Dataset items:
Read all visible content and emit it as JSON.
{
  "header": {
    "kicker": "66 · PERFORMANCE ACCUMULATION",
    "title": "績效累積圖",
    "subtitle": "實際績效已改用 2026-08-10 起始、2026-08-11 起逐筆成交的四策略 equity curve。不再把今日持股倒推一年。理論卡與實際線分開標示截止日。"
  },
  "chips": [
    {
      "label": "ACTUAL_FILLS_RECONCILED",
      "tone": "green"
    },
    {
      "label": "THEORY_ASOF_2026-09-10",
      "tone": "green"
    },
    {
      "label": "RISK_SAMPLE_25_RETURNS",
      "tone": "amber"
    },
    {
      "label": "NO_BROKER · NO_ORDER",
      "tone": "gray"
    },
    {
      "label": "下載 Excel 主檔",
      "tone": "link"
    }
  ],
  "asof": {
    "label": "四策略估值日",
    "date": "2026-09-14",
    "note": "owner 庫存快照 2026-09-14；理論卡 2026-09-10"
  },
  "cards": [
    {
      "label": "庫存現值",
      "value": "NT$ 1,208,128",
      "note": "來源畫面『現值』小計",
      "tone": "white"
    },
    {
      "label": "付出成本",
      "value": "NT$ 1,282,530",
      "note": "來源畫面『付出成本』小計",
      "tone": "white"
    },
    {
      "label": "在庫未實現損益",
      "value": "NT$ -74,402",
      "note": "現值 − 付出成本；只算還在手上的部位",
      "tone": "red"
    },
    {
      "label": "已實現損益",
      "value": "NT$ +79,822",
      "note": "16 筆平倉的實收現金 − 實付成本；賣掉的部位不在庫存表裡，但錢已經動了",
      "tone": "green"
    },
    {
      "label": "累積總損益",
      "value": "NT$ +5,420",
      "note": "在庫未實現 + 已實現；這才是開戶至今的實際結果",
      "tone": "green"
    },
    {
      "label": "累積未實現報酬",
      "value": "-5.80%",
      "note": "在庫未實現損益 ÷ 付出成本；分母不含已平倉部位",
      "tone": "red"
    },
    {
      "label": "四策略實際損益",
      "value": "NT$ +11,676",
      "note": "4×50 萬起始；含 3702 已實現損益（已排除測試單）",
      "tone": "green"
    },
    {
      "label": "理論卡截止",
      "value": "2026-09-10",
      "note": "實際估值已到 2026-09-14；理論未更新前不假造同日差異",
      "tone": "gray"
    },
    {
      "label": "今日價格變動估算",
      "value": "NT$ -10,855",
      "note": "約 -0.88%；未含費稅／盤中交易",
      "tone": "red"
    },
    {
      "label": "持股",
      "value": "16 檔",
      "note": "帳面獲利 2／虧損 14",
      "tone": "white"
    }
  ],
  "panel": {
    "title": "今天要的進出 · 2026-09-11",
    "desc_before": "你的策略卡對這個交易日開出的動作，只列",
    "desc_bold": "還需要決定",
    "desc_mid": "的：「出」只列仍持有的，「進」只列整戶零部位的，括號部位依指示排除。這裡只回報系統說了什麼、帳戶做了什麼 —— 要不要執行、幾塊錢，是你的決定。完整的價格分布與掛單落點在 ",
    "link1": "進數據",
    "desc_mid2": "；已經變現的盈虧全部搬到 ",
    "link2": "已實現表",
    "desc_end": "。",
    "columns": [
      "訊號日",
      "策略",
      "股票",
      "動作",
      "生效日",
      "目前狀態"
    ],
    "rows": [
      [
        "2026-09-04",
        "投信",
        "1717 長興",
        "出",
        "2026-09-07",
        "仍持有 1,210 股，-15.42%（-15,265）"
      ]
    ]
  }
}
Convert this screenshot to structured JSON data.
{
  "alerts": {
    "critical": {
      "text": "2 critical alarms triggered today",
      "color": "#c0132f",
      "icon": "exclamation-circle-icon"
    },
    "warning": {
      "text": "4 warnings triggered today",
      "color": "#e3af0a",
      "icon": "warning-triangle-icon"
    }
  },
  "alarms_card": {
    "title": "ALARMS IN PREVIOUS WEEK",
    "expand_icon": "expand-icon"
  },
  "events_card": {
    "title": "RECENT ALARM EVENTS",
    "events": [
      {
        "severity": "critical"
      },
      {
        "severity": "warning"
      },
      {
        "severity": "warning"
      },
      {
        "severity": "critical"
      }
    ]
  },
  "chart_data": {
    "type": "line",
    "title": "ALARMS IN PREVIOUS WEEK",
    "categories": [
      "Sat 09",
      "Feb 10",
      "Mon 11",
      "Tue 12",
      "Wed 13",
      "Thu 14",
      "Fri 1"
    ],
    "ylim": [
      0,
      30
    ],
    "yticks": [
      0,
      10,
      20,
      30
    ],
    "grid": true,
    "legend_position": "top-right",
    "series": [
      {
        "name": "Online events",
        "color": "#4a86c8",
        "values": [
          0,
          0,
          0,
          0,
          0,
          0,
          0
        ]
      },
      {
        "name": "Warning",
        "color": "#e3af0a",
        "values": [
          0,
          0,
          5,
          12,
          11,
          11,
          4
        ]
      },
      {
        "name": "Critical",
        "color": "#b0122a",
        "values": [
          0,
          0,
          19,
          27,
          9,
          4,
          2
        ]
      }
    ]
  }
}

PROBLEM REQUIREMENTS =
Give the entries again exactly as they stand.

YOUR RESPONSE =
Read all visible content and emit it as JSON.
{
  "header": {
    "kicker": "66 · PERFORMANCE ACCUMULATION",
    "title": "績效累積圖",
    "subtitle": "實際績效已改用 2026-08-10 起始、2026-08-11 起逐筆成交的四策略 equity curve。不再把今日持股倒推一年。理論卡與實際線分開標示截止日。"
  },
  "chips": [
    {
      "label": "ACTUAL_FILLS_RECONCILED",
      "tone": "green"
    },
    {
      "label": "THEORY_ASOF_2026-09-10",
      "tone": "green"
    },
    {
      "label": "RISK_SAMPLE_25_RETURNS",
      "tone": "amber"
    },
    {
      "label": "NO_BROKER · NO_ORDER",
      "tone": "gray"
    },
    {
      "label": "下載 Excel 主檔",
      "tone": "link"
    }
  ],
  "asof": {
    "label": "四策略估值日",
    "date": "2026-09-14",
    "note": "owner 庫存快照 2026-09-14；理論卡 2026-09-10"
  },
  "cards": [
    {
      "label": "庫存現值",
      "value": "NT$ 1,208,128",
      "note": "來源畫面『現值』小計",
      "tone": "white"
    },
    {
      "label": "付出成本",
      "value": "NT$ 1,282,530",
      "note": "來源畫面『付出成本』小計",
      "tone": "white"
    },
    {
      "label": "在庫未實現損益",
      "value": "NT$ -74,402",
      "note": "現值 − 付出成本；只算還在手上的部位",
      "tone": "red"
    },
    {
      "label": "已實現損益",
      "value": "NT$ +79,822",
      "note": "16 筆平倉的實收現金 − 實付成本；賣掉的部位不在庫存表裡，但錢已經動了",
      "tone": "green"
    },
    {
      "label": "累積總損益",
      "value": "NT$ +5,420",
      "note": "在庫未實現 + 已實現；這才是開戶至今的實際結果",
      "tone": "green"
    },
    {
      "label": "累積未實現報酬",
      "value": "-5.80%",
      "note": "在庫未實現損益 ÷ 付出成本；分母不含已平倉部位",
      "tone": "red"
    },
    {
      "label": "四策略實際損益",
      "value": "NT$ +11,676",
      "note": "4×50 萬起始；含 3702 已實現損益（已排除測試單）",
      "tone": "green"
    },
    {
      "label": "理論卡截止",
      "value": "2026-09-10",
      "note": "實際估值已到 2026-09-14；理論未更新前不假造同日差異",
      "tone": "gray"
    },
    {
      "label": "今日價格變動估算",
      "value": "NT$ -10,855",
      "note": "約 -0.88%；未含費稅／盤中交易",
      "tone": "red"
    },
    {
      "label": "持股",
      "value": "16 檔",
      "note": "帳面獲利 2／虧損 14",
      "tone": "white"
    }
  ],
  "panel": {
    "title": "今天要的進出 · 2026-09-11",
    "desc_before": "你的策略卡對這個交易日開出的動作，只列",
    "desc_bold": "還需要決定",
    "desc_mid": "的：「出」只列仍持有的，「進」只列整戶零部位的，括號部位依指示排除。這裡只回報系統說了什麼、帳戶做了什麼 —— 要不要執行、幾塊錢，是你的決定。完整的價格分布與掛單落點在 ",
    "link1": "進數據",
    "desc_mid2": "；已經變現的盈虧全部搬到 ",
    "link2": "已實現表",
    "desc_end": "。",
    "columns": [
      "訊號日",
      "策略",
      "股票",
      "動作",
      "生效日",
      "目前狀態"
    ],
    "rows": [
      [
        "2026-09-04",
        "投信",
        "1717 長興",
        "出",
        "2026-09-07",
        "仍持有 1,210 股，-15.42%（-15,265）"
      ]
    ]
  }
}
Convert this screenshot to structured JSON data.
{
  "alerts": {
    "critical": {
      "text": "2 critical alarms triggered today",
      "color": "#c0132f",
      "icon": "exclamation-circle-icon"
    },
    "warning": {
      "text": "4 warnings triggered today",
      "color": "#e3af0a",
      "icon": "warning-triangle-icon"
    }
  },
  "alarms_card": {
    "title": "ALARMS IN PREVIOUS WEEK",
    "expand_icon": "expand-icon"
  },
  "events_card": {
    "title": "RECENT ALARM EVENTS",
    "events": [
      {
        "severity": "critical"
      },
      {
        "severity": "warning"
      },
      {
        "severity": "warning"
      },
      {
        "severity": "critical"
      }
    ]
  },
  "chart_data": {
    "type": "line",
    "title": "ALARMS IN PREVIOUS WEEK",
    "categories": [
      "Sat 09",
      "Feb 10",
      "Mon 11",
      "Tue 12",
      "Wed 13",
      "Thu 14",
      "Fri 1"
    ],
    "ylim": [
      0,
      30
    ],
    "yticks": [
      0,
      10,
      20,
      30
    ],
    "grid": true,
    "legend_position": "top-right",
    "series": [
      {
        "name": "Online events",
        "color": "#4a86c8",
        "values": [
          0,
          0,
          0,
          0,
          0,
          0,
          0
        ]
      },
      {
        "name": "Warning",
        "color": "#e3af0a",
        "values": [
          0,
          0,
          5,
          12,
          11,
          11,
          4
        ]
      },
      {
        "name": "Critical",
        "color": "#b0122a",
        "values": [
          0,
          0,
          19,
          27,
          9,
          4,
          2
        ]
      }
    ]
  }
}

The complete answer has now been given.